Hamas has largely remained on the sidelines in the fighting in Gaza on Saturday, raising the chances that the current round of cross-border violence could be contained in both scope and duration.
The leader of Hamas’s political bureau, Ismail Haniyeh, has made noncommittal statements, saying that Israel bears full responsibility for the latest escalation without elaborating on Hamas’s own intentions.
One reason may be jobs. Since the last major Gaza conflict in May of last year, Israel has shifted its policy toward Gaza in what officials have described as an effort to keep the peace, offering economic incentives to the 2 million civilians in the coastal enclave and raising the stakes for Hamas should it decide to join the hostilities.
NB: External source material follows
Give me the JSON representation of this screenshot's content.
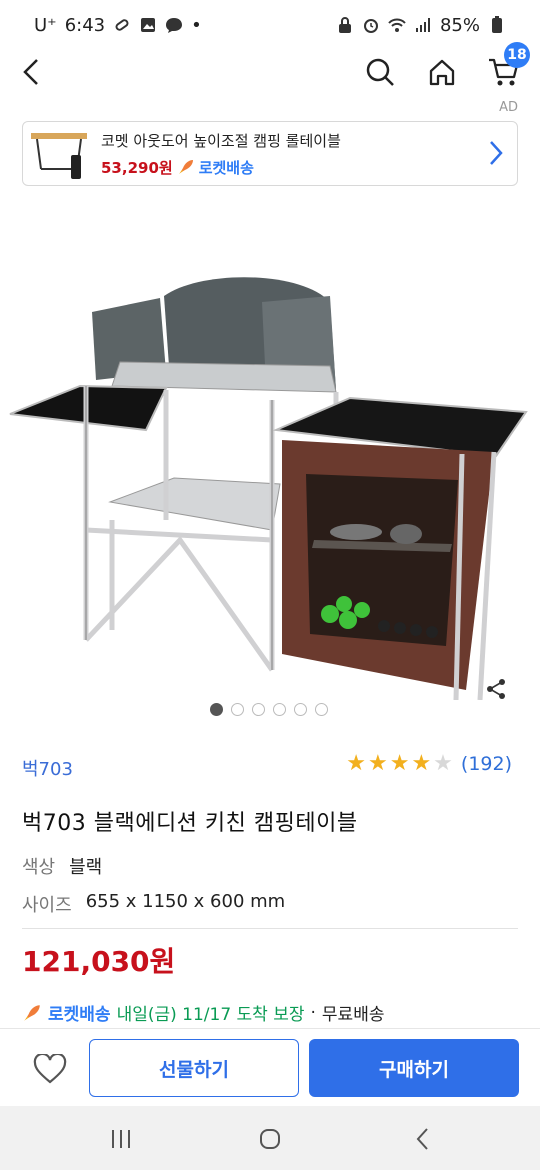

Israeli security officials have issued thousands of permits to Gaza residents allowing them to enter Israel daily to work in agriculture and construction. About 14,000 Palestinian laborers from Gaza have been working in Israel over the past few months, the largest number since Hamas gained control of the Gaza Strip in 2007, and Israel has promised to raise the number to 20,000.
Beyond that economic incentive, the Israeli military also has been warning of the dire consequences of another major round of fighting in Gaza. Military officials have publicized what they describe as intelligence reports showing Hamas tunnels and other military infrastructure constructed in the heart of Gaza’s residential areas, suggesting a civilian consequence would be almost unavoidable in a military campaign.
In addition to the job permits, Israel also has allowed improvements in recent months that have enlarged the water and electricity supply in Gaza and expanded the capacity for imports and exports.
More medical equipment has been imported, and exports of agricultural produce from Gaza and its fisheries, textile and furniture industries have nearly doubled in the first half of this year compared to the same period last year, military officials said.
But in recent days, as Islamic Jihad threatened to retaliate from Gaza for Israel’s arrest of one of the group’s senior commanders in the West Bank, Israel closed the border crossings, preventing the movement of people and goods in and out of Gaza. Israeli residents living close to the border were effectively placed under a curfew, with all roads closed in the areas close to Gaza.
Maj. Gen. Ghasan Alyan, the head of the military agency responsible for liaising on civilian matters in the occupied West Bank and Gaza, conveyed a stark message to Hamas on Friday, outlining the choice it faces regarding supporting Islamic Jihad or staying out of this round of fighting.
“The responsibility rests with Hamas,” he said, in a video released on the agency’s Arabic Facebook page. “Is it more concerned with helping the residents of Gaza, or with helping dissident organizations?”
Hamas’s decision to remain on the sides so far was reminiscent of a short round of cross-border fighting in 2019. That cycle, too, opened with an Israeli airstrike that killed a senior Islamic Jihad commander, Baha Abu al-Ata, along with his wife, Asmaa Abu al-Ata, and prompted Islamic Jihad to fire hundreds of rockets into Israel.
Over the next two days, Israel killed 34 people in Gaza, including about two dozen militants and several children. But Hamas chose not to join in, containing the scope of the hostilities.
By contrast, it was Hamas that initiated the last major Gaza conflagration in May 2021, when it fired a barrage of rockets toward Jerusalem after weeks of rising Israeli-Palestinian conflicts and clashes in the contested city.